Unusual and weird habits of Successful People
Here are a few unusual and weird habits of 6 successful people
Did you know that
Steve Jobs eats one type of food for weeks. Or Bill Gates who is known for sitting
on his rocking chair, especially during business meetings.
These certainly don’t sound like the usual leadership stories you are told.
However, these creative artists, leaders, entrepreneurs have shown that it’s not all about following a daily routine or writing your daily tasks but exploring your creative side be it any unusual thing you do. There’s no one size fits all formula for success.
So let's go beyond and take a look at the oddly inspiring habits of creative and wildly productive people who are highly successful in their field.

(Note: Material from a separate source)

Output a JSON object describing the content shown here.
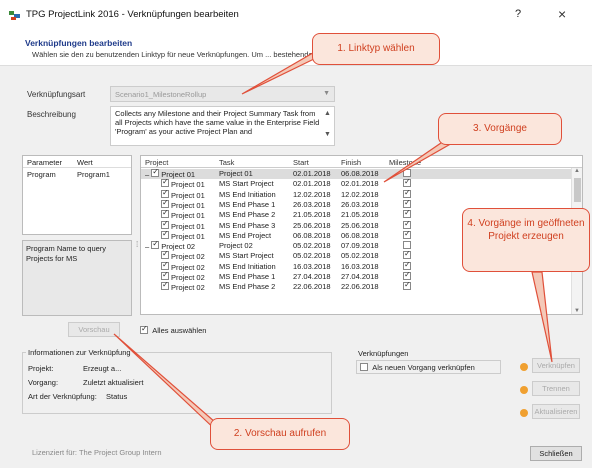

1. Sara Blakely: Fake a commute to work
While most of us are looking for any way to reduce our commute to the office (aren’t work-from-home days a dream?!), the CEO of Spanx has a different approach. Sara Blakely lives very close to her office building, but will actually drive around the neighbourhood on a “fake commute” for an hour before heading into the office. Why? She says she believes that the car is where her best thinking happens.
2. Michael Kors: Wears the same outfit every day
Many executives and business owners, from Mark Zuckerberg to Steve Jobs, have been known to create a “uniform” to wear to work every day. But the most surprising culprit? Fashion designer Michael Kors. The fashion giant wears the same black crewneck every day, which allows him to focus on other decisions rather than wasting time curating his own outfit.
Even Albert Einstein would fill his closet with variations of the same grey suit to simplify his life.
3. Steve Jobs: One type of food, for weeks.
While there are many rumours about Steve Jobs and his unique living habits, this one is particularly interesting. Apparently, Steve would choose to eat only one type of food for weeks at a time. For example, he became convinced at one point that carrots were very healthy, and within weeks, his skin had turned orange because he ate so many, so quickly.
4. Marissa Mayer's: Cupcake spreadsheet
Yahoo's CEO is nothing if not scrupulous, in a San Francisco magazine feature, she revealed her method of devising the perfect cupcake recipe using a spreadsheet.
This meant buying an array of cookbooks to test the recipes for cupcakes before recording the ingredients on the spreadsheet to eventually work out her own premium form of cupcake created from the most successful results. She also used the same method for frosting – and for launching products at Google.
5. Yoshiro Nakamatsu: Gets his ideas underwater
Here’s the most prolific modern inventor that you’ve probably never heard of. Dr Yoshiro Nakamatsu. Dr NakaMats believes in the mental benefits of long, airless stints underwater. And many of his greatest ideas hit him when he was close to drowning.
“To starve the brain of oxygen,” says the man, “you must dive deep and allow the water pressure to deprive the brain of blood. Zero-point-five seconds before death, I visualize an invention.” The Japanese inventor then jots his idea down on an underwater notepad and swims back to the surface.
Another key to Nakamatsu’s success? Brainstorming in a “calm room,” a bathroom tiled in 24-karat gold. Dr. NakaMats says the tiles block out television and radio waves that harm the creative process. The room is also nailed free because he believes that “nails reflect thinking.”
6. Albert Einstein: Weird habits
Einstein's eccentricities are long and varied. As a boy, he was slow to develop and struggled to learn to talk.
He believed that this allowed him to contemplate larger questions in life which lead to some of his biggest breakthroughs, his theory of relativity for example.
As he grew older his habits became even stranger. He would allow his hair to grow long to avoid the barbers and didn't wear socks as he believed they were unnecessary.
Furthermore, a report from his chauffeur suggests that he once ate a live grasshopper.